## [WORK INSTRUCTIONS]
Give the number of lines in the entries that contain "JSON". State only the count.

### DATA UNDER STUDY ###

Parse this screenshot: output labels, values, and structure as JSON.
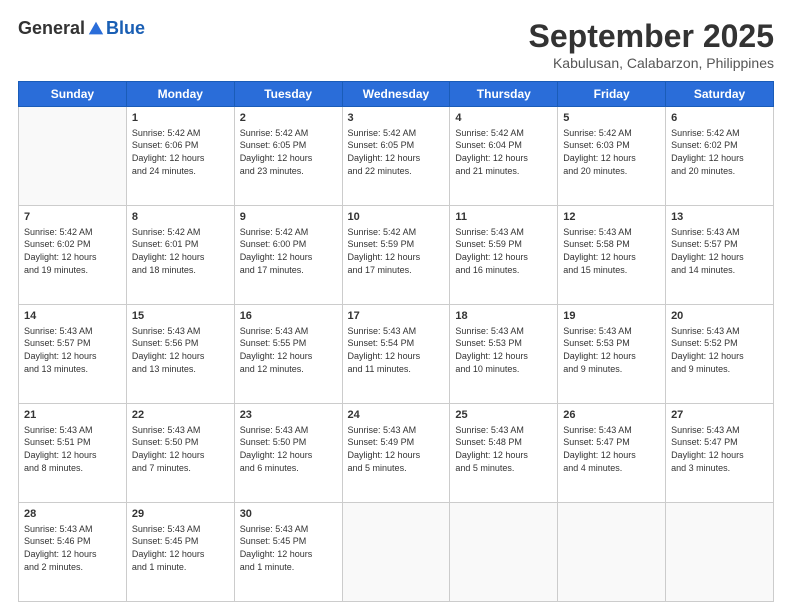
{
  "header": {
    "logo_general": "General",
    "logo_blue": "Blue",
    "month_title": "September 2025",
    "location": "Kabulusan, Calabarzon, Philippines"
  },
  "weekdays": [
    "Sunday",
    "Monday",
    "Tuesday",
    "Wednesday",
    "Thursday",
    "Friday",
    "Saturday"
  ],
  "weeks": [
    [
      {
        "day": "",
        "info": ""
      },
      {
        "day": "1",
        "info": "Sunrise: 5:42 AM\nSunset: 6:06 PM\nDaylight: 12 hours\nand 24 minutes."
      },
      {
        "day": "2",
        "info": "Sunrise: 5:42 AM\nSunset: 6:05 PM\nDaylight: 12 hours\nand 23 minutes."
      },
      {
        "day": "3",
        "info": "Sunrise: 5:42 AM\nSunset: 6:05 PM\nDaylight: 12 hours\nand 22 minutes."
      },
      {
        "day": "4",
        "info": "Sunrise: 5:42 AM\nSunset: 6:04 PM\nDaylight: 12 hours\nand 21 minutes."
      },
      {
        "day": "5",
        "info": "Sunrise: 5:42 AM\nSunset: 6:03 PM\nDaylight: 12 hours\nand 20 minutes."
      },
      {
        "day": "6",
        "info": "Sunrise: 5:42 AM\nSunset: 6:02 PM\nDaylight: 12 hours\nand 20 minutes."
      }
    ],
    [
      {
        "day": "7",
        "info": "Sunrise: 5:42 AM\nSunset: 6:02 PM\nDaylight: 12 hours\nand 19 minutes."
      },
      {
        "day": "8",
        "info": "Sunrise: 5:42 AM\nSunset: 6:01 PM\nDaylight: 12 hours\nand 18 minutes."
      },
      {
        "day": "9",
        "info": "Sunrise: 5:42 AM\nSunset: 6:00 PM\nDaylight: 12 hours\nand 17 minutes."
      },
      {
        "day": "10",
        "info": "Sunrise: 5:42 AM\nSunset: 5:59 PM\nDaylight: 12 hours\nand 17 minutes."
      },
      {
        "day": "11",
        "info": "Sunrise: 5:43 AM\nSunset: 5:59 PM\nDaylight: 12 hours\nand 16 minutes."
      },
      {
        "day": "12",
        "info": "Sunrise: 5:43 AM\nSunset: 5:58 PM\nDaylight: 12 hours\nand 15 minutes."
      },
      {
        "day": "13",
        "info": "Sunrise: 5:43 AM\nSunset: 5:57 PM\nDaylight: 12 hours\nand 14 minutes."
      }
    ],
    [
      {
        "day": "14",
        "info": "Sunrise: 5:43 AM\nSunset: 5:57 PM\nDaylight: 12 hours\nand 13 minutes."
      },
      {
        "day": "15",
        "info": "Sunrise: 5:43 AM\nSunset: 5:56 PM\nDaylight: 12 hours\nand 13 minutes."
      },
      {
        "day": "16",
        "info": "Sunrise: 5:43 AM\nSunset: 5:55 PM\nDaylight: 12 hours\nand 12 minutes."
      },
      {
        "day": "17",
        "info": "Sunrise: 5:43 AM\nSunset: 5:54 PM\nDaylight: 12 hours\nand 11 minutes."
      },
      {
        "day": "18",
        "info": "Sunrise: 5:43 AM\nSunset: 5:53 PM\nDaylight: 12 hours\nand 10 minutes."
      },
      {
        "day": "19",
        "info": "Sunrise: 5:43 AM\nSunset: 5:53 PM\nDaylight: 12 hours\nand 9 minutes."
      },
      {
        "day": "20",
        "info": "Sunrise: 5:43 AM\nSunset: 5:52 PM\nDaylight: 12 hours\nand 9 minutes."
      }
    ],
    [
      {
        "day": "21",
        "info": "Sunrise: 5:43 AM\nSunset: 5:51 PM\nDaylight: 12 hours\nand 8 minutes."
      },
      {
        "day": "22",
        "info": "Sunrise: 5:43 AM\nSunset: 5:50 PM\nDaylight: 12 hours\nand 7 minutes."
      },
      {
        "day": "23",
        "info": "Sunrise: 5:43 AM\nSunset: 5:50 PM\nDaylight: 12 hours\nand 6 minutes."
      },
      {
        "day": "24",
        "info": "Sunrise: 5:43 AM\nSunset: 5:49 PM\nDaylight: 12 hours\nand 5 minutes."
      },
      {
        "day": "25",
        "info": "Sunrise: 5:43 AM\nSunset: 5:48 PM\nDaylight: 12 hours\nand 5 minutes."
      },
      {
        "day": "26",
        "info": "Sunrise: 5:43 AM\nSunset: 5:47 PM\nDaylight: 12 hours\nand 4 minutes."
      },
      {
        "day": "27",
        "info": "Sunrise: 5:43 AM\nSunset: 5:47 PM\nDaylight: 12 hours\nand 3 minutes."
      }
    ],
    [
      {
        "day": "28",
        "info": "Sunrise: 5:43 AM\nSunset: 5:46 PM\nDaylight: 12 hours\nand 2 minutes."
      },
      {
        "day": "29",
        "info": "Sunrise: 5:43 AM\nSunset: 5:45 PM\nDaylight: 12 hours\nand 1 minute."
      },
      {
        "day": "30",
        "info": "Sunrise: 5:43 AM\nSunset: 5:45 PM\nDaylight: 12 hours\nand 1 minute."
      },
      {
        "day": "",
        "info": ""
      },
      {
        "day": "",
        "info": ""
      },
      {
        "day": "",
        "info": ""
      },
      {
        "day": "",
        "info": ""
      }
    ]
  ]
}
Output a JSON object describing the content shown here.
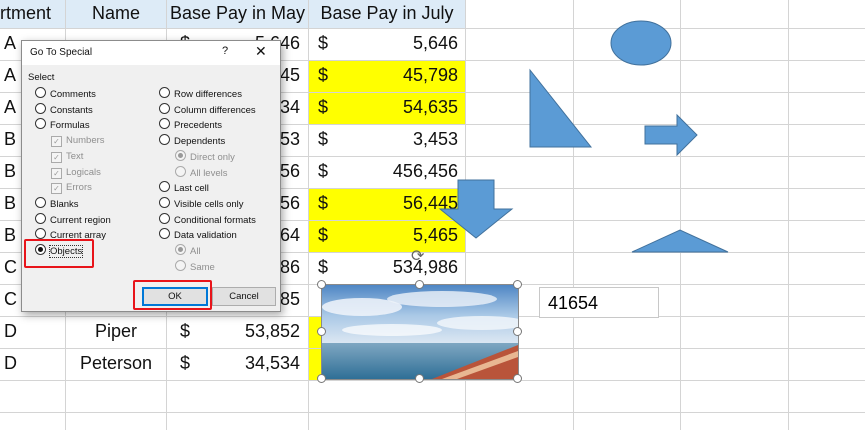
{
  "sheet": {
    "headers": {
      "dept": "rtment",
      "name": "Name",
      "may": "Base Pay in May",
      "july": "Base Pay in July"
    },
    "rows": [
      {
        "dept": "A",
        "name": "",
        "may_cur": "$",
        "may": "5,646",
        "july_cur": "$",
        "july": "5,646"
      },
      {
        "dept": "A",
        "name": "",
        "may_cur": "",
        "may": "45",
        "july_cur": "$",
        "july": "45,798"
      },
      {
        "dept": "A",
        "name": "",
        "may_cur": "",
        "may": "34",
        "july_cur": "$",
        "july": "54,635"
      },
      {
        "dept": "B",
        "name": "",
        "may_cur": "",
        "may": "53",
        "july_cur": "$",
        "july": "3,453"
      },
      {
        "dept": "B",
        "name": "",
        "may_cur": "",
        "may": "56",
        "july_cur": "$",
        "july": "456,456"
      },
      {
        "dept": "B",
        "name": "",
        "may_cur": "",
        "may": "56",
        "july_cur": "$",
        "july": "56,445"
      },
      {
        "dept": "B",
        "name": "",
        "may_cur": "",
        "may": "64",
        "july_cur": "$",
        "july": "5,465"
      },
      {
        "dept": "C",
        "name": "",
        "may_cur": "",
        "may": "86",
        "july_cur": "$",
        "july": "534,986"
      },
      {
        "dept": "C",
        "name": "",
        "may_cur": "",
        "may": "85",
        "july_cur": "",
        "july": ""
      },
      {
        "dept": "D",
        "name": "Piper",
        "may_cur": "$",
        "may": "53,852",
        "july_cur": "",
        "july": ""
      },
      {
        "dept": "D",
        "name": "Peterson",
        "may_cur": "$",
        "may": "34,534",
        "july_cur": "",
        "july": ""
      }
    ],
    "highlight_color": "#ffff00",
    "header_color": "#ddebf7"
  },
  "textbox": {
    "value": "41654"
  },
  "shapes": {
    "fill": "#5b9bd5",
    "stroke": "#41719c",
    "items": [
      "oval",
      "right-triangle",
      "right-arrow",
      "down-arrow",
      "triangle"
    ]
  },
  "dialog": {
    "title": "Go To Special",
    "help": "?",
    "close": "✕",
    "group_label": "Select",
    "left_options": [
      "Comments",
      "Constants",
      "Formulas",
      "Numbers",
      "Text",
      "Logicals",
      "Errors",
      "Blanks",
      "Current region",
      "Current array",
      "Objects"
    ],
    "right_options": [
      "Row differences",
      "Column differences",
      "Precedents",
      "Dependents",
      "Direct only",
      "All levels",
      "Last cell",
      "Visible cells only",
      "Conditional formats",
      "Data validation",
      "All",
      "Same"
    ],
    "selected": "Objects",
    "ok_label": "OK",
    "cancel_label": "Cancel"
  }
}
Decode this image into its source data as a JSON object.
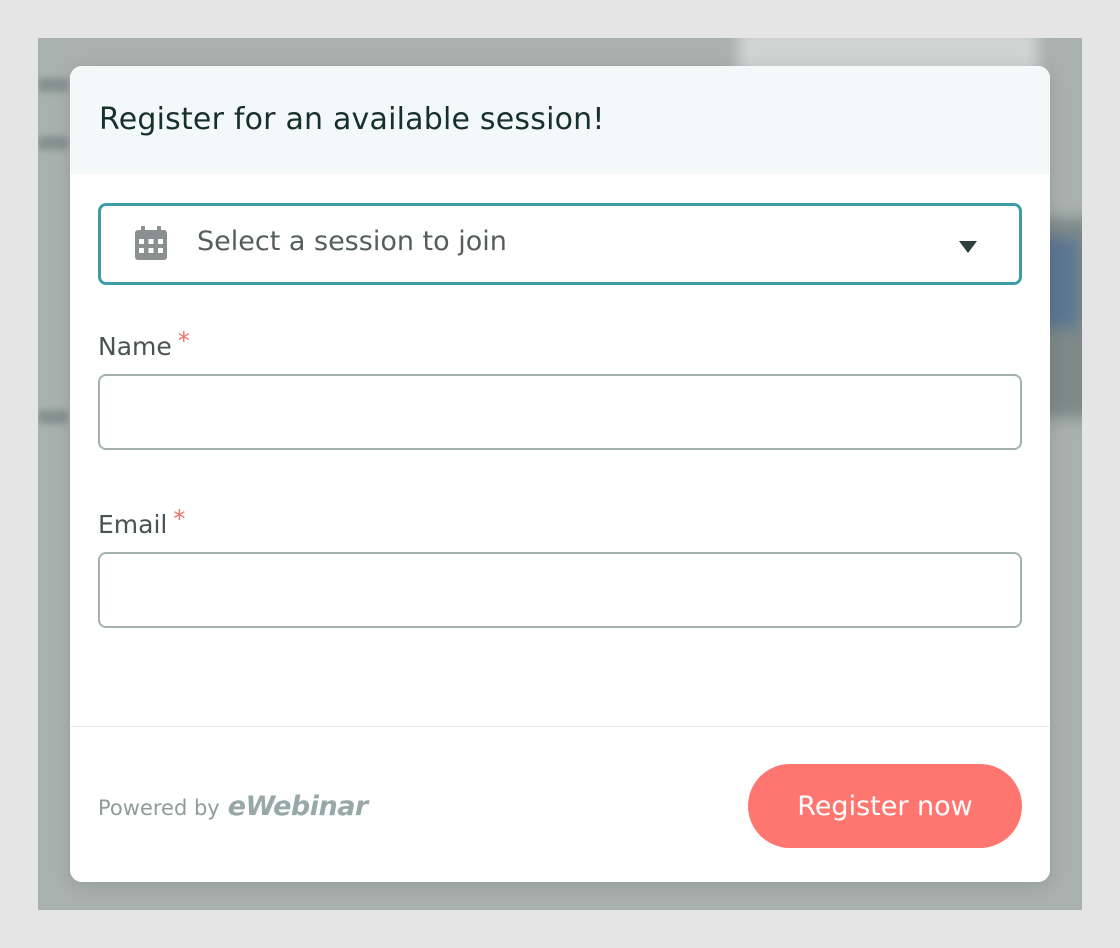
{
  "modal": {
    "title": "Register for an available session!"
  },
  "session_select": {
    "placeholder": "Select a session to join",
    "icon": "calendar-icon",
    "caret_icon": "caret-down-icon"
  },
  "form": {
    "name_label": "Name",
    "email_label": "Email",
    "required_mark": "*",
    "name_value": "",
    "email_value": ""
  },
  "footer": {
    "powered_by": "Powered by",
    "brand": "eWebinar",
    "register_label": "Register now"
  },
  "colors": {
    "accent_border": "#3f9ca6",
    "button": "#ff756f",
    "required": "#f07168",
    "header_bg": "#f3f8f8"
  }
}
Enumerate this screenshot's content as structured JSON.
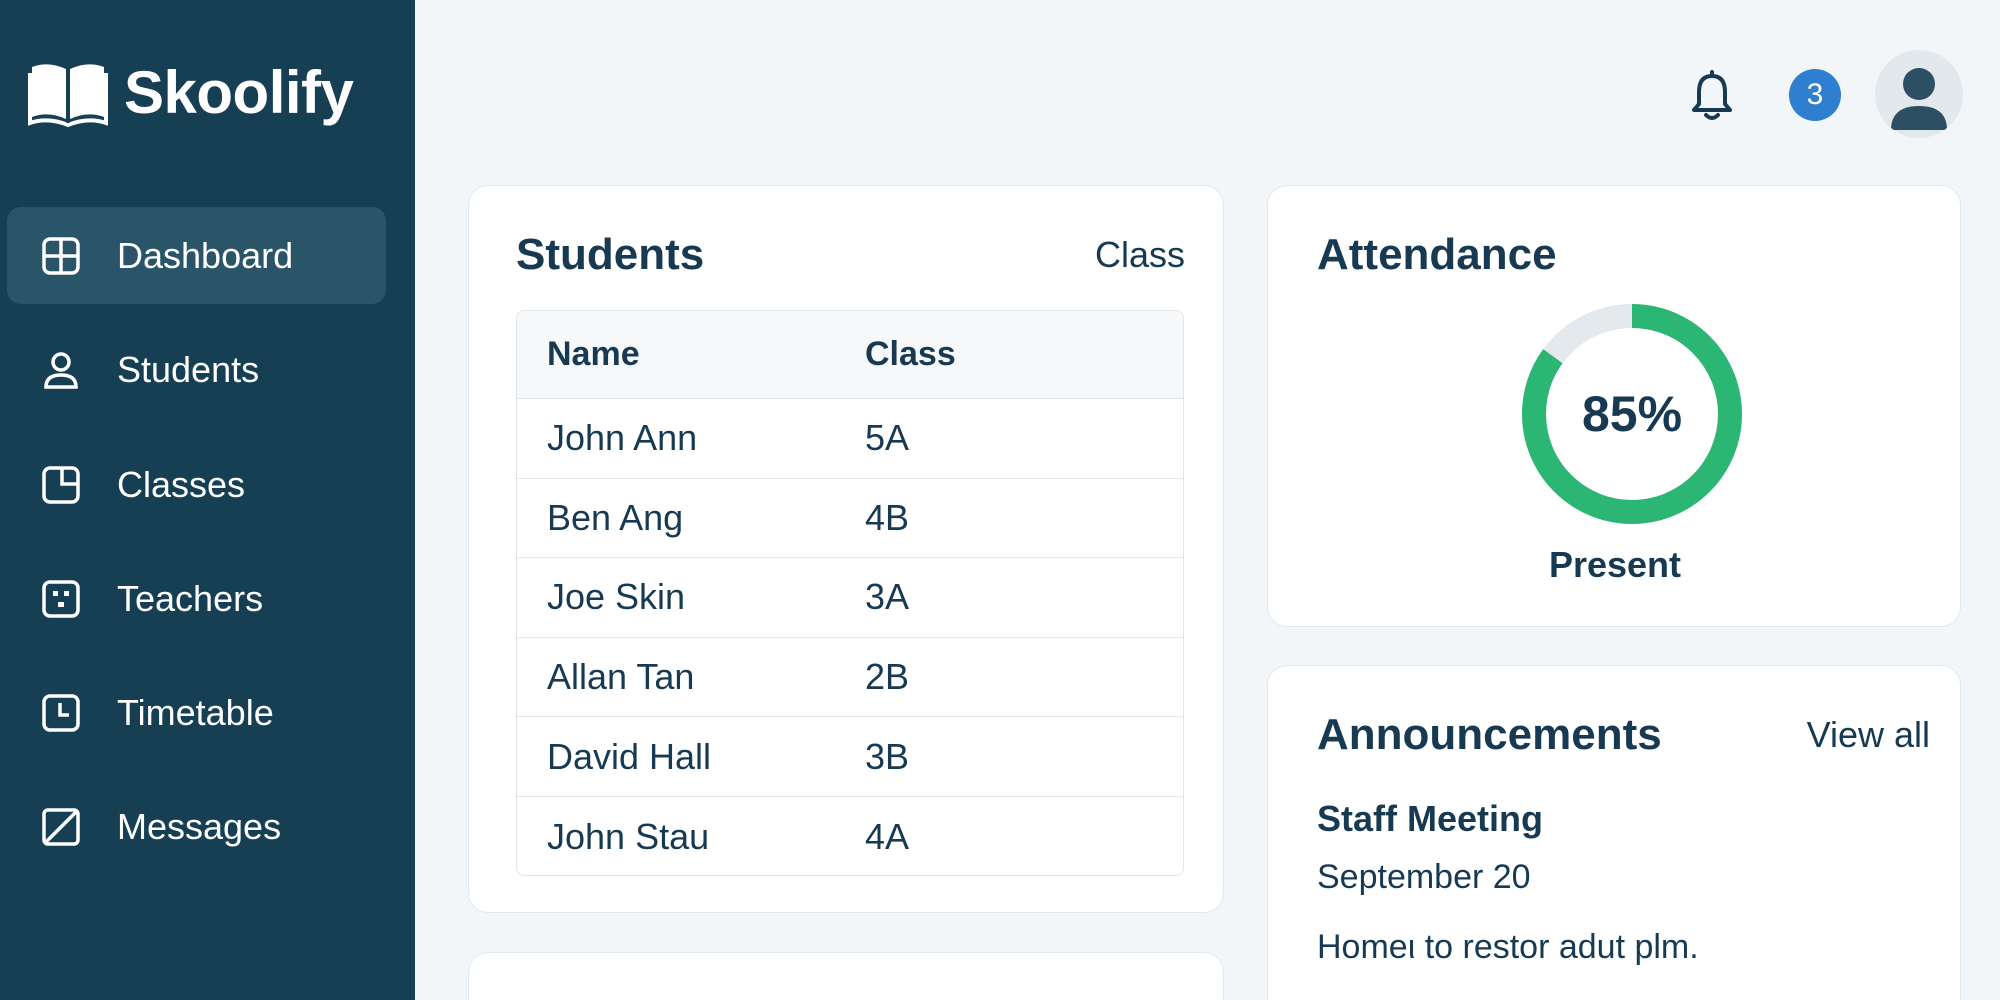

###

## [TASK OUTPUT]
4